# [EXERCISE]
For the word "George", return each line of the data in which it occurs.
BEGIN INPUT FOR THIS TASK
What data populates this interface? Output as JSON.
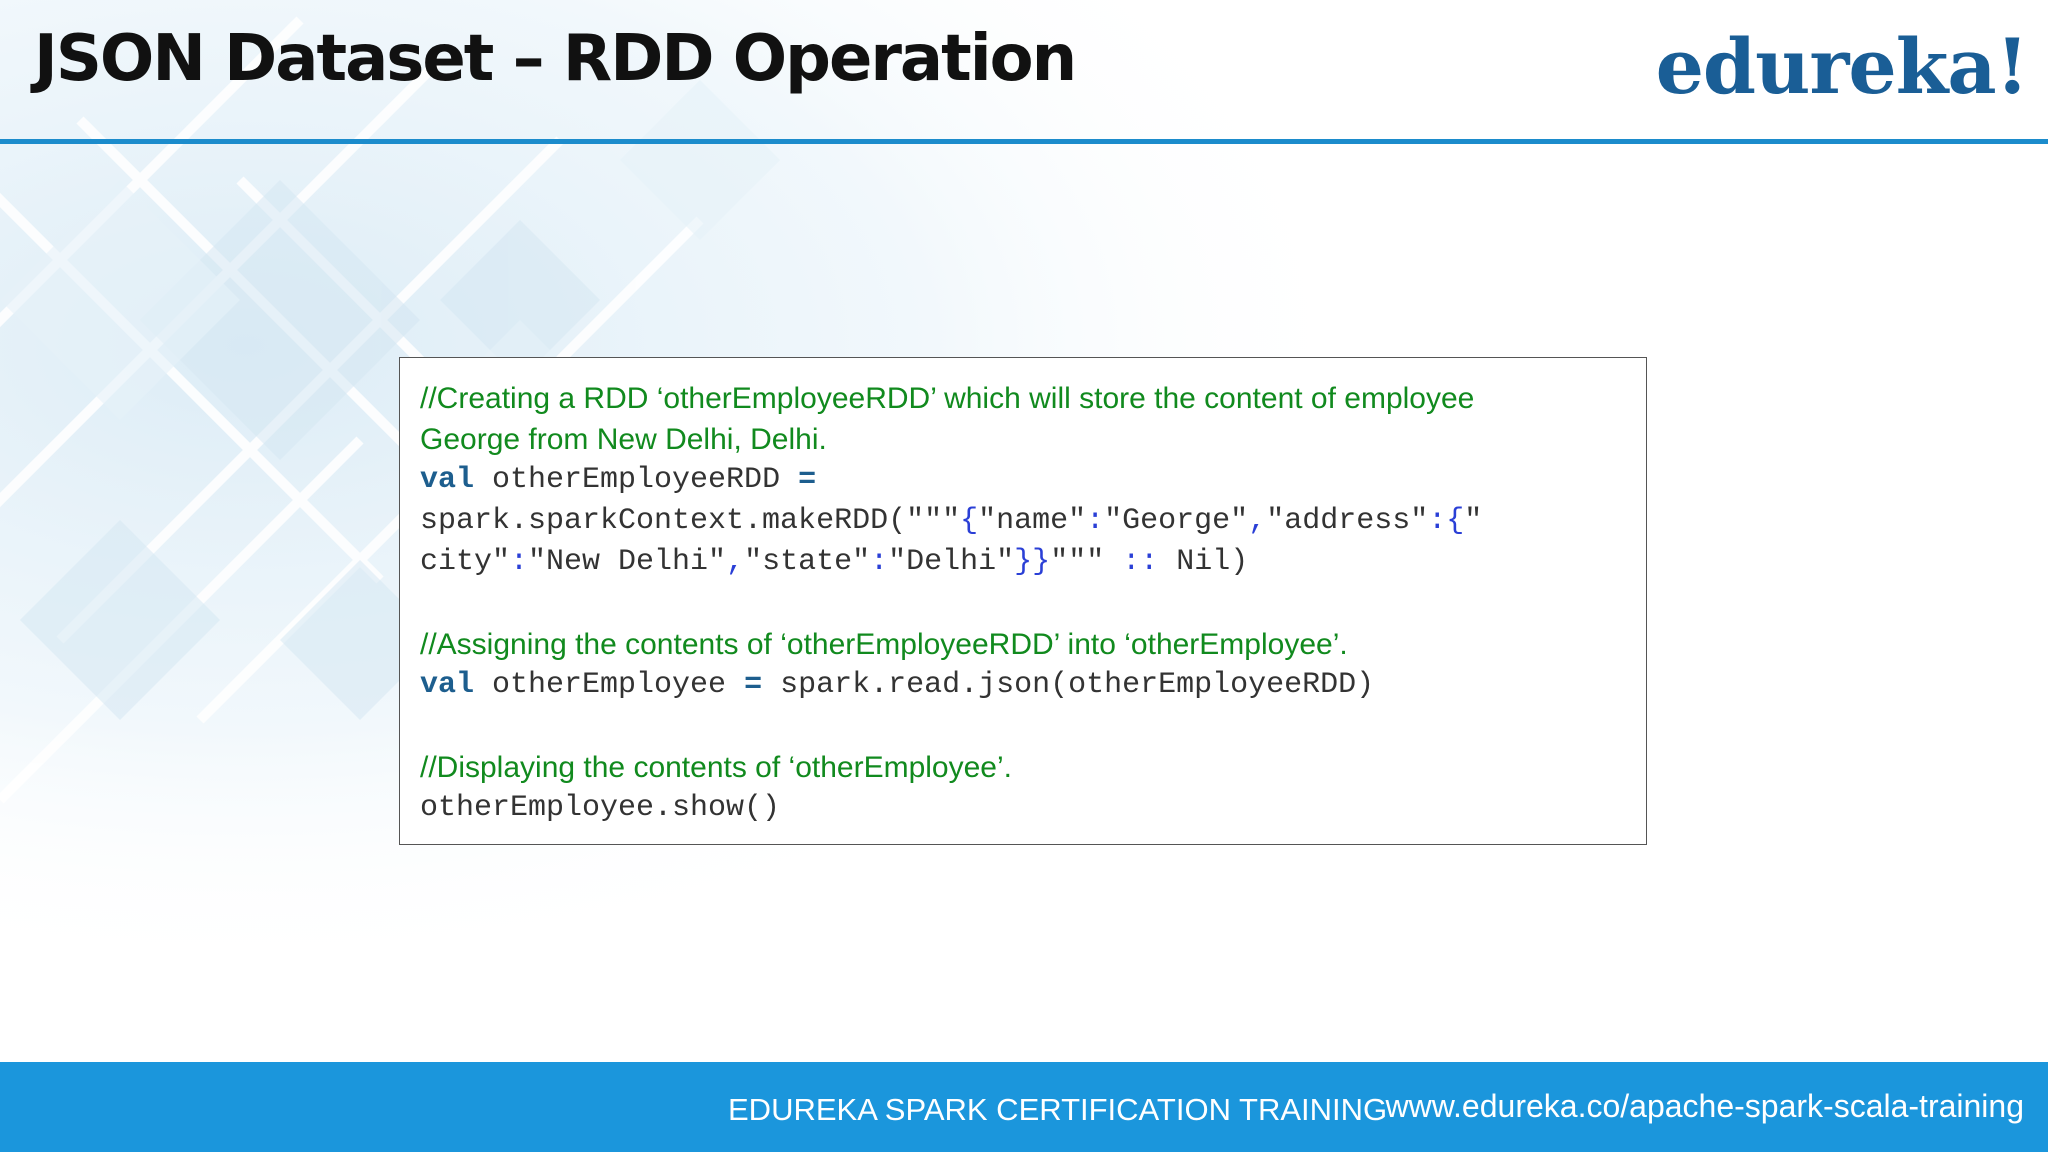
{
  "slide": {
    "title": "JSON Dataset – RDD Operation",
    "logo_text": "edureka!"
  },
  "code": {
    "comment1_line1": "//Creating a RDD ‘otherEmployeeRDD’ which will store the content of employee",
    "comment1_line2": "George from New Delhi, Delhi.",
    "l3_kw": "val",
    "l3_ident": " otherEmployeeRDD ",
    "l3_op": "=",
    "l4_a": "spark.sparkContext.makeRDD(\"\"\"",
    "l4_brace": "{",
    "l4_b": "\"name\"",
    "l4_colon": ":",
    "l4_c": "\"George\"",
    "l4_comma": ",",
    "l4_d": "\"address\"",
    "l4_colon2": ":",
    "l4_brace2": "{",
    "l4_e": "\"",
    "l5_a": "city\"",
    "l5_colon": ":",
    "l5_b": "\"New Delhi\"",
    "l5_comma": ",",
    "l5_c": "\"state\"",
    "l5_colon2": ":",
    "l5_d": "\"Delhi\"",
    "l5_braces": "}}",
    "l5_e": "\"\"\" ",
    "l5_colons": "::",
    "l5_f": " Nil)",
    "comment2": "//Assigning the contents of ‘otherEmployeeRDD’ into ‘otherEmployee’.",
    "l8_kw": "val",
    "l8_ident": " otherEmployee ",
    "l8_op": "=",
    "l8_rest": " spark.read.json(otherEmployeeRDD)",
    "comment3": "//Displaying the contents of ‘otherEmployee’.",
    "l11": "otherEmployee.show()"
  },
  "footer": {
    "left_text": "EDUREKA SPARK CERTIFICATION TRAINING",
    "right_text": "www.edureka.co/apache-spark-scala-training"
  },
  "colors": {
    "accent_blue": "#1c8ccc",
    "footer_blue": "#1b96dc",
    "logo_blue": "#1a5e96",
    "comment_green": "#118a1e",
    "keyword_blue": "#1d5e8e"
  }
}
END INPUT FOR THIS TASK
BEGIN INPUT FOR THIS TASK
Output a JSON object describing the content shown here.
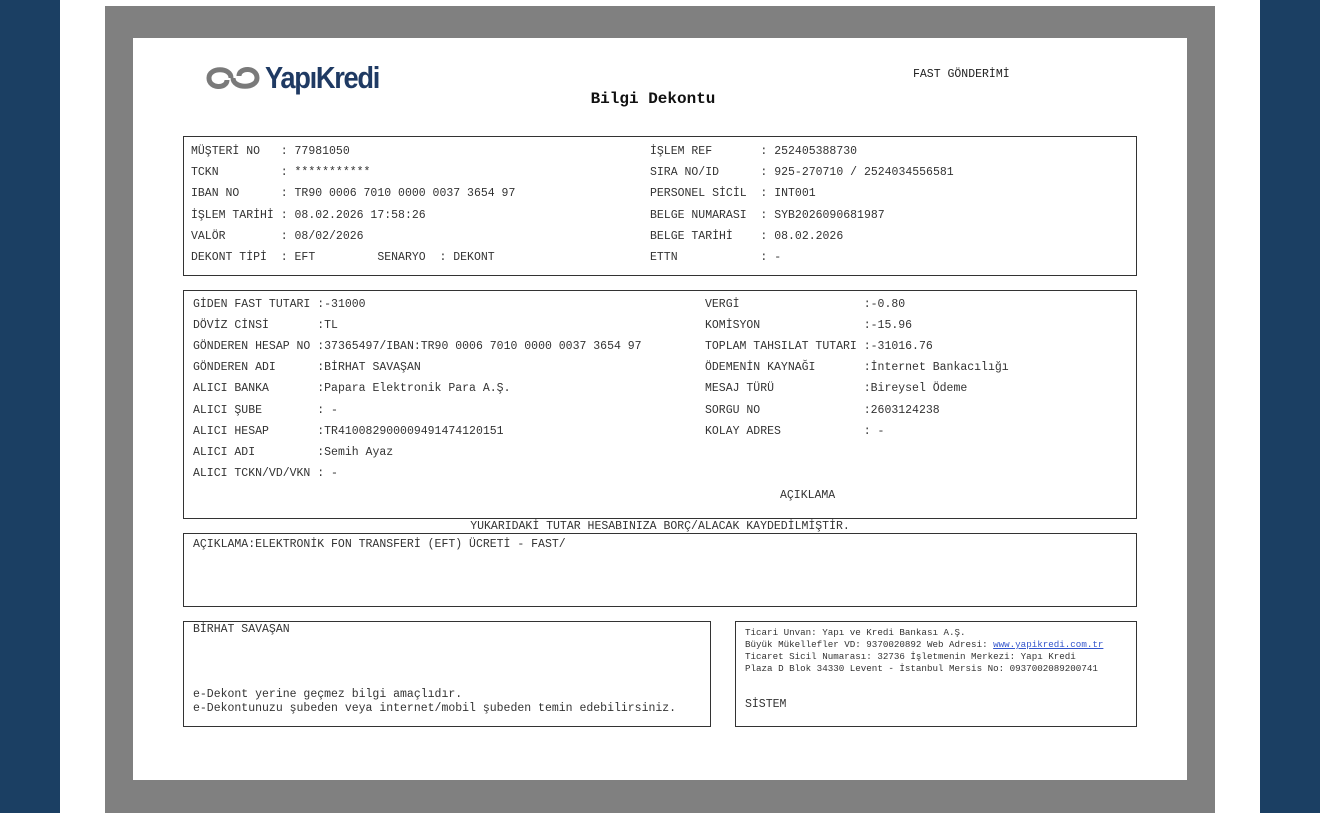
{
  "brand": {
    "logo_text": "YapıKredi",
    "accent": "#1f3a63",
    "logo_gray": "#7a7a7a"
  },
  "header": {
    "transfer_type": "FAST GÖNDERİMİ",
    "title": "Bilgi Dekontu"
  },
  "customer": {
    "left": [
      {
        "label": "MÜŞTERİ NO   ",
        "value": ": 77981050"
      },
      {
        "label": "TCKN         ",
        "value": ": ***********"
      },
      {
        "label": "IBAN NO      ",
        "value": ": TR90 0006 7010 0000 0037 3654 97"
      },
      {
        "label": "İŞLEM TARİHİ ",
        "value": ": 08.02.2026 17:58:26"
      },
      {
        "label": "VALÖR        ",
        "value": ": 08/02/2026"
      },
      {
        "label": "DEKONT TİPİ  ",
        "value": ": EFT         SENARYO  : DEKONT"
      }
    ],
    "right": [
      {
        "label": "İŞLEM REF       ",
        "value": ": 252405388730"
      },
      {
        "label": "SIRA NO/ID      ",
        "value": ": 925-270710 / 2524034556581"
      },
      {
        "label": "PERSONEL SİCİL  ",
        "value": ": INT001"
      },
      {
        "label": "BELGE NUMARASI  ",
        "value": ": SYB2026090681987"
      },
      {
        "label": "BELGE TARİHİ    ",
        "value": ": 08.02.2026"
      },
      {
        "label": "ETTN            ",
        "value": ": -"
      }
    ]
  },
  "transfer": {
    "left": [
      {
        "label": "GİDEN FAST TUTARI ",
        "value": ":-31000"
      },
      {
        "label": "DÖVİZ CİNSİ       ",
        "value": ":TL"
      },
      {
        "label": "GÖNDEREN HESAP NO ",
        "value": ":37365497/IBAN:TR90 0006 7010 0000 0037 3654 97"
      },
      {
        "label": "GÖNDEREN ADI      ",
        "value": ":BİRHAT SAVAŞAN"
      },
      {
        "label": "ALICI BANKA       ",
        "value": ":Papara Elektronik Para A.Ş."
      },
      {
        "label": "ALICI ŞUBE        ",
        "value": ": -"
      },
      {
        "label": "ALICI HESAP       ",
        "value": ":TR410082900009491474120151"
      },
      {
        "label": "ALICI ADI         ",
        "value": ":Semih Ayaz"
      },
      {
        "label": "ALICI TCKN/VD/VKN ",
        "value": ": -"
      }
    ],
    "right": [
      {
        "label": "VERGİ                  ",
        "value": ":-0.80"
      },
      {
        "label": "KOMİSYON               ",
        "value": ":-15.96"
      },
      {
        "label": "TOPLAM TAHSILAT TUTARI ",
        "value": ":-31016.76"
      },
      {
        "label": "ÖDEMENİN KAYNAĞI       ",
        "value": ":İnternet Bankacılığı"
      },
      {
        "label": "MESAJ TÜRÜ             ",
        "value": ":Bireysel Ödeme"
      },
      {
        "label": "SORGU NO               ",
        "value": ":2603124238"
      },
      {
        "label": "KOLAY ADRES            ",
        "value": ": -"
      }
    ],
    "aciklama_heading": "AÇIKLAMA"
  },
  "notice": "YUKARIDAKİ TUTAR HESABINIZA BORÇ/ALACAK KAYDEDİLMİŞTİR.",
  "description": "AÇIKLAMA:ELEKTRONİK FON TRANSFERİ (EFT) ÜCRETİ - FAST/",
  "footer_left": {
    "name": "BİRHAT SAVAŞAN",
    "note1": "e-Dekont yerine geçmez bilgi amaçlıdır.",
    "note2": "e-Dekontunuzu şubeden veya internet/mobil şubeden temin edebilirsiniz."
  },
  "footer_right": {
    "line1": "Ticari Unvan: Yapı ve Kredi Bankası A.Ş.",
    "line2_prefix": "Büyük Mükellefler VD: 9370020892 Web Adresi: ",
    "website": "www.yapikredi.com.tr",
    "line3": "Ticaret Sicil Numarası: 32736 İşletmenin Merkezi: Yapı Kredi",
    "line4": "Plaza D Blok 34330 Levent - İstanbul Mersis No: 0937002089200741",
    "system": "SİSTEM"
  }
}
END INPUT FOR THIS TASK
# [SOLUTION]
    "comment1_line2": "George from New Delhi, Delhi.",
    "l4_c": "\"George\"",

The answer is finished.